The spectre of a massive, floating LNG plant in environmentally fragile Saanich Inlet may seem unlikely to gain environmental approval, but the proposal must be defeated before liquefied natural gas prices increase to the point that the project becomes too tempting, worried southern Vancouver Island residents are being warned.
“It is best not to let your guard down and say the economy is not good right now,” said Eoin Finn, founder of My Sea to Sky and a retired partner in KPMG, who holds a PhD in physical chemistry.
Proposals by Steelhead LNG Corp. for a floating plant anchored adjacent to Malahat First Nation land at Bamberton, fed by gas pipelines criss-crossing the Salish Sea and then snaking across Vancouver Island to Sarita Bay near Bamfield, where the company wants to build a larger LNG plant on Huu-ay-aht First Nation land, were initially greeted with incredulity.
However, last October, the National Energy Board approved export licences for Steelhead to export up to 30 million tonnes of LNG per year for 25 years, with six million tonnes from Malahat and the remaining 24 million tonnes from Sarita Bay.

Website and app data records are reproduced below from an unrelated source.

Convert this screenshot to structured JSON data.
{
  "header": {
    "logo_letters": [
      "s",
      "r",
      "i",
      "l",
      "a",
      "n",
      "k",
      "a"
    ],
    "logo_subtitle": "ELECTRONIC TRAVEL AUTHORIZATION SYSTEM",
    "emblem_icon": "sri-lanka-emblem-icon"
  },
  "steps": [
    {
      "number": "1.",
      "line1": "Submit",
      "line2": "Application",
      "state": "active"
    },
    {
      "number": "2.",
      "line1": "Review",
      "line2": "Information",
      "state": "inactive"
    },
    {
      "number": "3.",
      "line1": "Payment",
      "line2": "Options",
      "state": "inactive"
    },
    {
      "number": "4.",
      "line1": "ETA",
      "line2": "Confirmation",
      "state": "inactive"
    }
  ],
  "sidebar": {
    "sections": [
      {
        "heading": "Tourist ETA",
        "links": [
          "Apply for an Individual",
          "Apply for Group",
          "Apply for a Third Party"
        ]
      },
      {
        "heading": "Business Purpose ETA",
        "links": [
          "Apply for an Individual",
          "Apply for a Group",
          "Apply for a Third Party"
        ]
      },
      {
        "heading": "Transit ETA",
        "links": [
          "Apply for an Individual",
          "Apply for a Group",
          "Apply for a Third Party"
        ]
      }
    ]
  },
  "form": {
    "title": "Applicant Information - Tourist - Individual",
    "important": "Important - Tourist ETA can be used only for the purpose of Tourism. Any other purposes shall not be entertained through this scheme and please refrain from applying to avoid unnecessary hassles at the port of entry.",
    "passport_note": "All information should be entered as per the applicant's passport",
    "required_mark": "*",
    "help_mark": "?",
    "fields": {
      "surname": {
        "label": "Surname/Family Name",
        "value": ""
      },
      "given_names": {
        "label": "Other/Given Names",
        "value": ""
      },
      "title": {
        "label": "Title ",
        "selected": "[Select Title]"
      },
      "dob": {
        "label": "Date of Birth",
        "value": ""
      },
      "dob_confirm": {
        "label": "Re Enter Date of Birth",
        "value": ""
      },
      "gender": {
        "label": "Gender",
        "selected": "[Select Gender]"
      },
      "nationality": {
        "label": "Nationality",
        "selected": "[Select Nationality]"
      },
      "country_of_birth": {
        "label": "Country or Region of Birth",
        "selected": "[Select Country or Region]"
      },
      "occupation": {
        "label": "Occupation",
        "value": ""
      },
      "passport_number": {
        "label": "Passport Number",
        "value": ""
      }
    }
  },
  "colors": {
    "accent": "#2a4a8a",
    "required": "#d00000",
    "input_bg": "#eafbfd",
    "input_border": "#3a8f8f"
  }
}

Standing in front of a crowd of influential climate science deniers and conspiracy theorists, Myron Ebell was in a triumphant mood.
“It’s the people who have...